━━ DATA ━━
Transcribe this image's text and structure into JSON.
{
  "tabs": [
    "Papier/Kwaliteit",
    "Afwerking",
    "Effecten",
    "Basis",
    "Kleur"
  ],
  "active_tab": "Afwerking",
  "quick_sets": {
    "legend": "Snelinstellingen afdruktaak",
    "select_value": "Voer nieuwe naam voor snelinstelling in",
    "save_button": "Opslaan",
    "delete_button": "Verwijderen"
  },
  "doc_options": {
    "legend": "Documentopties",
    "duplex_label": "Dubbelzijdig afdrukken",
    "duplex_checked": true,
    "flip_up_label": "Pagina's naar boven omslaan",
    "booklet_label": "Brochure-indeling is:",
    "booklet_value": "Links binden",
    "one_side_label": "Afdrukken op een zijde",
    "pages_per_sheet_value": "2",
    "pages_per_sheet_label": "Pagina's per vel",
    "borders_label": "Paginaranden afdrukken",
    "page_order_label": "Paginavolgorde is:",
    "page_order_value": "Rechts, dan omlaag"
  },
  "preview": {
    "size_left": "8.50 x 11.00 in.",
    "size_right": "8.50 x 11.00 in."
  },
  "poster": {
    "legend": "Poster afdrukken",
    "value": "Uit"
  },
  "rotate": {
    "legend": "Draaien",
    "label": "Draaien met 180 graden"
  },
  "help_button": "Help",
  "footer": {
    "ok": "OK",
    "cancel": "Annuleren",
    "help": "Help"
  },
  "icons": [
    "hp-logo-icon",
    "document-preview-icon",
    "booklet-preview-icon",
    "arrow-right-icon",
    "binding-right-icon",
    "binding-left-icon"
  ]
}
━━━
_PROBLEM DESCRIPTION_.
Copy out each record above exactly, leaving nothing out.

_ANSWER BOX_.
Transcribe this image's text and structure into JSON.
{
  "tabs": [
    "Papier/Kwaliteit",
    "Afwerking",
    "Effecten",
    "Basis",
    "Kleur"
  ],
  "active_tab": "Afwerking",
  "quick_sets": {
    "legend": "Snelinstellingen afdruktaak",
    "select_value": "Voer nieuwe naam voor snelinstelling in",
    "save_button": "Opslaan",
    "delete_button": "Verwijderen"
  },
  "doc_options": {
    "legend": "Documentopties",
    "duplex_label": "Dubbelzijdig afdrukken",
    "duplex_checked": true,
    "flip_up_label": "Pagina's naar boven omslaan",
    "booklet_label": "Brochure-indeling is:",
    "booklet_value": "Links binden",
    "one_side_label": "Afdrukken op een zijde",
    "pages_per_sheet_value": "2",
    "pages_per_sheet_label": "Pagina's per vel",
    "borders_label": "Paginaranden afdrukken",
    "page_order_label": "Paginavolgorde is:",
    "page_order_value": "Rechts, dan omlaag"
  },
  "preview": {
    "size_left": "8.50 x 11.00 in.",
    "size_right": "8.50 x 11.00 in."
  },
  "poster": {
    "legend": "Poster afdrukken",
    "value": "Uit"
  },
  "rotate": {
    "legend": "Draaien",
    "label": "Draaien met 180 graden"
  },
  "help_button": "Help",
  "footer": {
    "ok": "OK",
    "cancel": "Annuleren",
    "help": "Help"
  },
  "icons": [
    "hp-logo-icon",
    "document-preview-icon",
    "booklet-preview-icon",
    "arrow-right-icon",
    "binding-right-icon",
    "binding-left-icon"
  ]
}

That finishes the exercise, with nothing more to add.